▸ **What you will do**
Using the data below, return all lines in which "this" appears.

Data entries

*** Block opens ***

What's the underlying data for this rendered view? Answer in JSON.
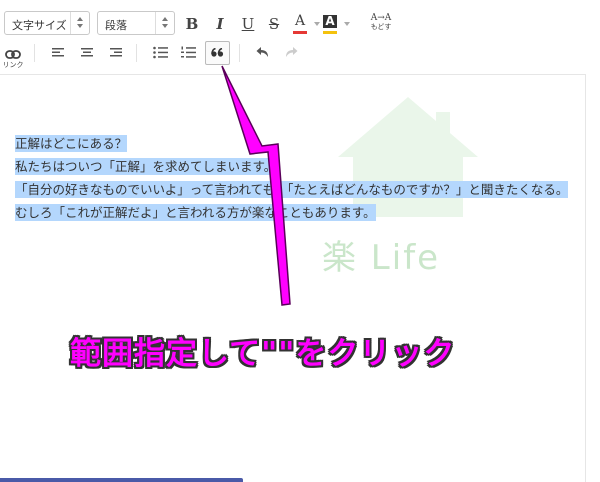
{
  "toolbar": {
    "font_size_select": "文字サイズ",
    "paragraph_select": "段落",
    "bold": "B",
    "italic": "I",
    "underline": "U",
    "strike": "S",
    "text_color": "A",
    "bg_color": "A",
    "clear_format_top": "A→A",
    "clear_format_bottom": "もどす",
    "link_label": "リンク"
  },
  "colors": {
    "text_color_bar": "#e53935",
    "bg_color_bar": "#f4c20d",
    "highlight": "#b4d7fd",
    "annotation": "#ff00ff"
  },
  "editor": {
    "lines": [
      "正解はどこにある？",
      "私たちはついつ「正解」を求めてしまいます。",
      "「自分の好きなものでいいよ」って言われても、「たとえばどんなものですか？」と聞きたくなる。",
      "むしろ「これが正解だよ」と言われる方が楽なこともあります。"
    ]
  },
  "watermark": {
    "text": "楽 Life"
  },
  "annotation": {
    "caption": "範囲指定して\"\"をクリック"
  }
}
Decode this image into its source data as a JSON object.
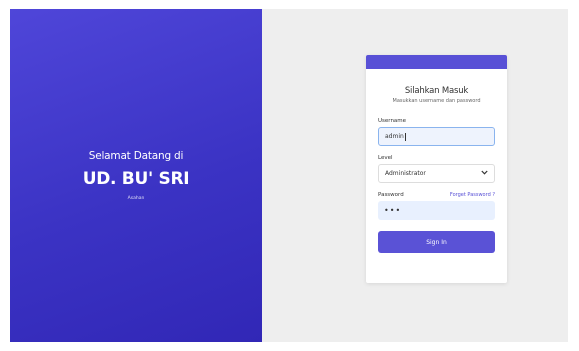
{
  "left": {
    "welcome_text": "Selamat Datang di",
    "brand_name": "UD. BU' SRI",
    "brand_sub": "Asahan"
  },
  "login": {
    "title": "Silahkan Masuk",
    "subtitle": "Masukkan username dan password",
    "username_label": "Username",
    "username_value": "admin",
    "level_label": "Level",
    "level_value": "Administrator",
    "password_label": "Password",
    "forgot_label": "Forget Password ?",
    "password_value": "•••",
    "signin_label": "Sign In"
  },
  "colors": {
    "accent": "#5850d6",
    "left_panel_top": "#4f46d9",
    "left_panel_bottom": "#3127b6",
    "background": "#eeeeee"
  },
  "icons": {
    "select_chevron": "chevron-down-icon"
  }
}
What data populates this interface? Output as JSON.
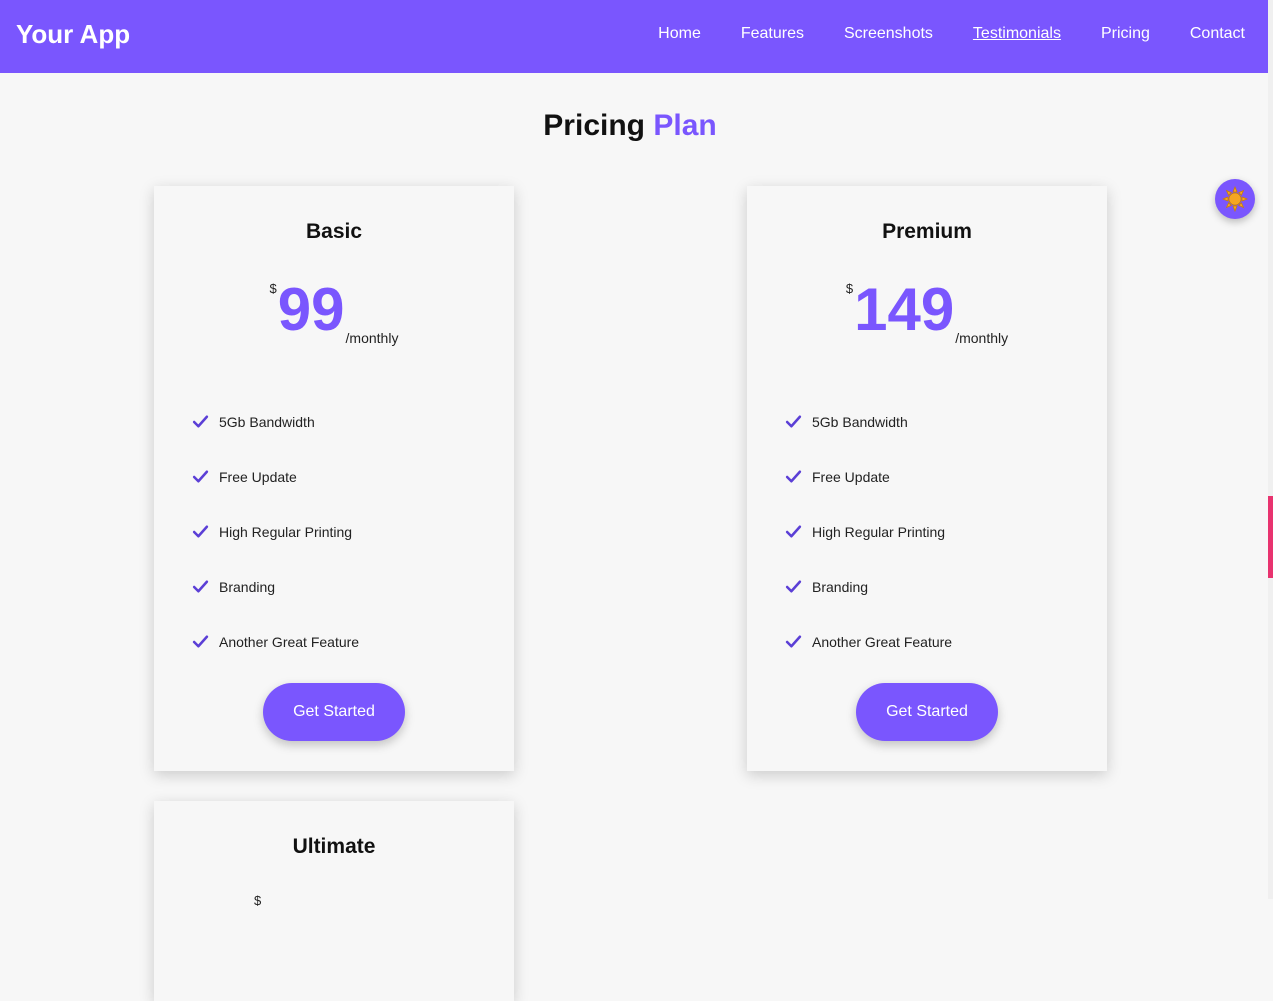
{
  "header": {
    "brand": "Your App",
    "nav": [
      {
        "label": "Home",
        "active": false
      },
      {
        "label": "Features",
        "active": false
      },
      {
        "label": "Screenshots",
        "active": false
      },
      {
        "label": "Testimonials",
        "active": true
      },
      {
        "label": "Pricing",
        "active": false
      },
      {
        "label": "Contact",
        "active": false
      }
    ]
  },
  "section": {
    "title_main": "Pricing",
    "title_accent": "Plan"
  },
  "theme_toggle": {
    "icon": "sun-icon"
  },
  "plans": [
    {
      "name": "Basic",
      "currency": "$",
      "price": "99",
      "period": "/monthly",
      "features": [
        "5Gb Bandwidth",
        "Free Update",
        "High Regular Printing",
        "Branding",
        "Another Great Feature"
      ],
      "cta": "Get Started"
    },
    {
      "name": "Premium",
      "currency": "$",
      "price": "149",
      "period": "/monthly",
      "features": [
        "5Gb Bandwidth",
        "Free Update",
        "High Regular Printing",
        "Branding",
        "Another Great Feature"
      ],
      "cta": "Get Started"
    },
    {
      "name": "Ultimate",
      "currency": "$"
    }
  ],
  "colors": {
    "accent": "#7a56fe",
    "background": "#f7f7f7",
    "scroll_indicator": "#e8336f",
    "sun": "#f5a623"
  }
}
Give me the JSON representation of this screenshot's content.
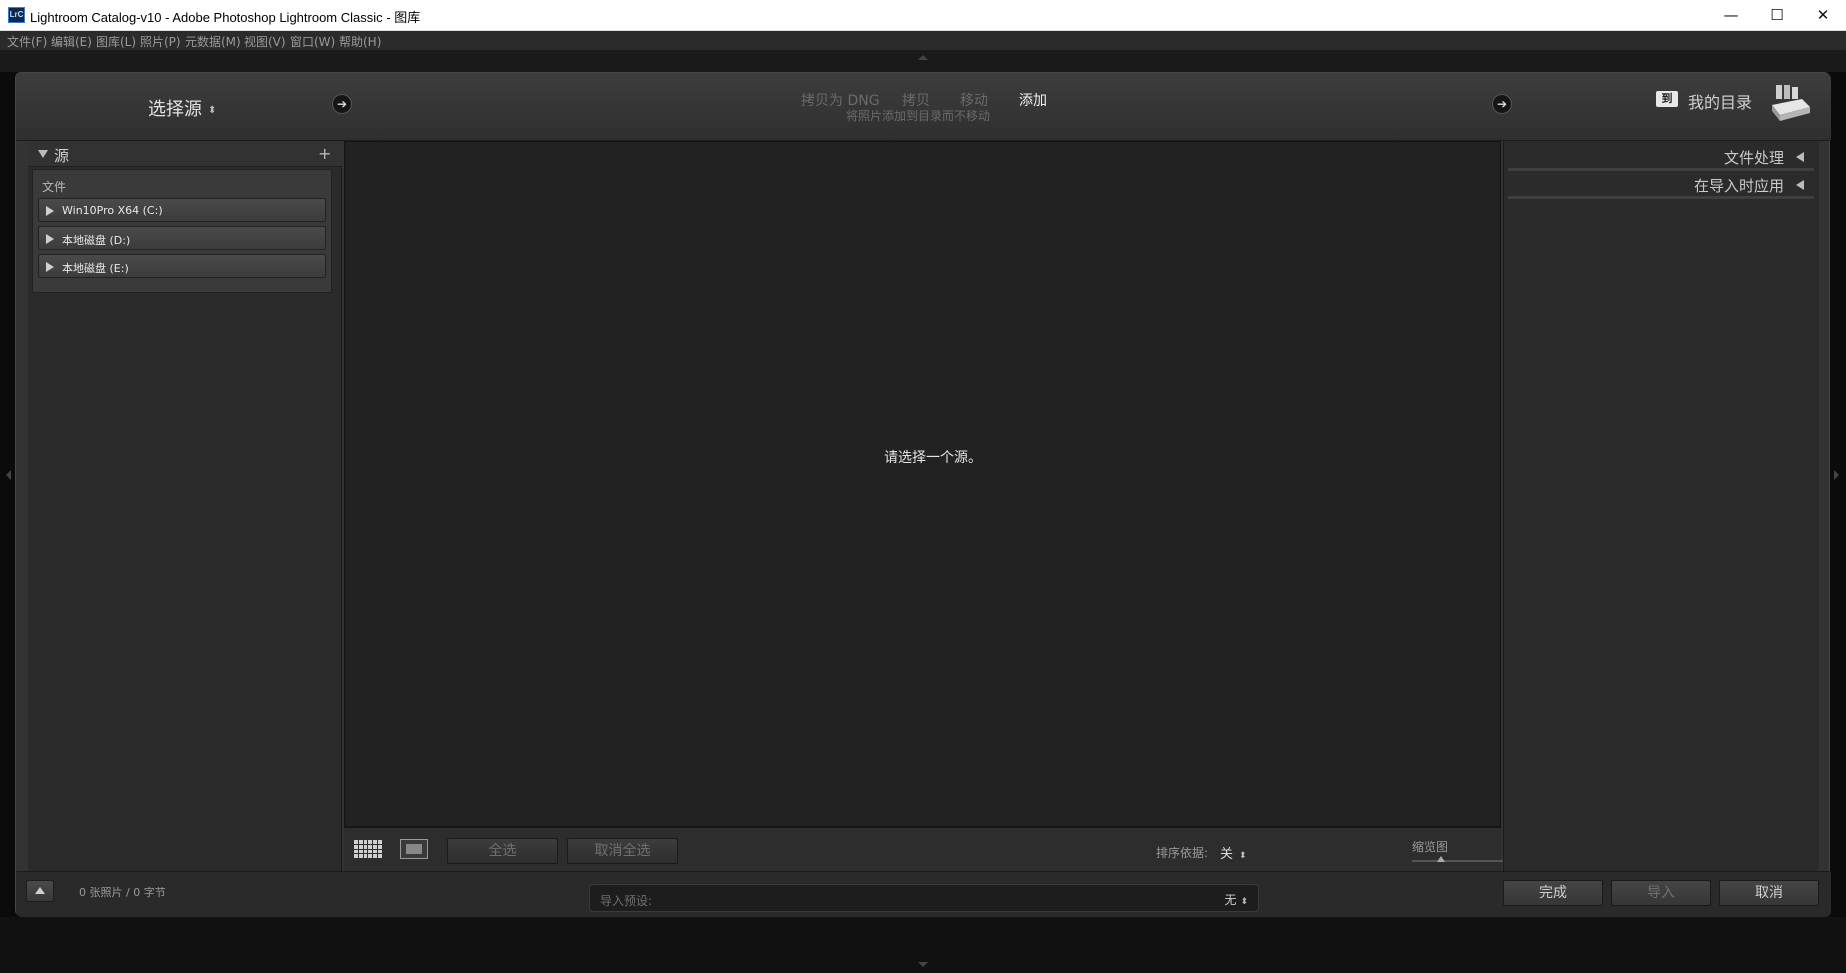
{
  "window": {
    "app_icon_text": "LrC",
    "title": "Lightroom Catalog-v10 - Adobe Photoshop Lightroom Classic - 图库",
    "minimize_glyph": "—",
    "maximize_glyph": "☐",
    "close_glyph": "✕"
  },
  "menu": [
    {
      "label": "文件(F)"
    },
    {
      "label": "编辑(E)"
    },
    {
      "label": "图库(L)"
    },
    {
      "label": "照片(P)"
    },
    {
      "label": "元数据(M)"
    },
    {
      "label": "视图(V)"
    },
    {
      "label": "窗口(W)"
    },
    {
      "label": "帮助(H)"
    }
  ],
  "header": {
    "source_title": "选择源",
    "source_updown": "⬍",
    "arrow_glyph": "➔",
    "modes": {
      "dng": "拷贝为 DNG",
      "copy": "拷贝",
      "move": "移动",
      "add": "添加"
    },
    "mode_description": "将照片添加到目录而不移动",
    "catalog_badge": "到",
    "catalog_label": "我的目录"
  },
  "left_panel": {
    "title": "源",
    "plus": "+",
    "files_label": "文件",
    "drives": [
      {
        "name": "Win10Pro X64 (C:)"
      },
      {
        "name": "本地磁盘 (D:)"
      },
      {
        "name": "本地磁盘 (E:)"
      }
    ]
  },
  "center": {
    "empty_message": "请选择一个源。"
  },
  "toolbar": {
    "select_all": "全选",
    "deselect_all": "取消全选",
    "sort_label": "排序依据:",
    "sort_value": "关",
    "sort_updown": "⬍",
    "thumbnail_label": "缩览图",
    "thumbnail_size_fraction": 0.3
  },
  "right_panel": {
    "sections": [
      {
        "title": "文件处理"
      },
      {
        "title": "在导入时应用"
      }
    ]
  },
  "footer": {
    "status": "0 张照片 / 0 字节",
    "preset_label": "导入预设:",
    "preset_value": "无",
    "preset_updown": "⬍",
    "done": "完成",
    "import": "导入",
    "cancel": "取消"
  },
  "colors": {
    "accent_active": "#f0f0f0",
    "inactive_text": "#6a6a6a",
    "panel_bg": "#2b2b2b",
    "center_bg": "#222222"
  }
}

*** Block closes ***

▸ **Exercise solution**
What's the underlying data for this rendered view? Answer in JSON.
Decode this image into its source data as a JSON object.
What data populates this interface? Output as JSON.
Give me the JSON representation of this screenshot's content.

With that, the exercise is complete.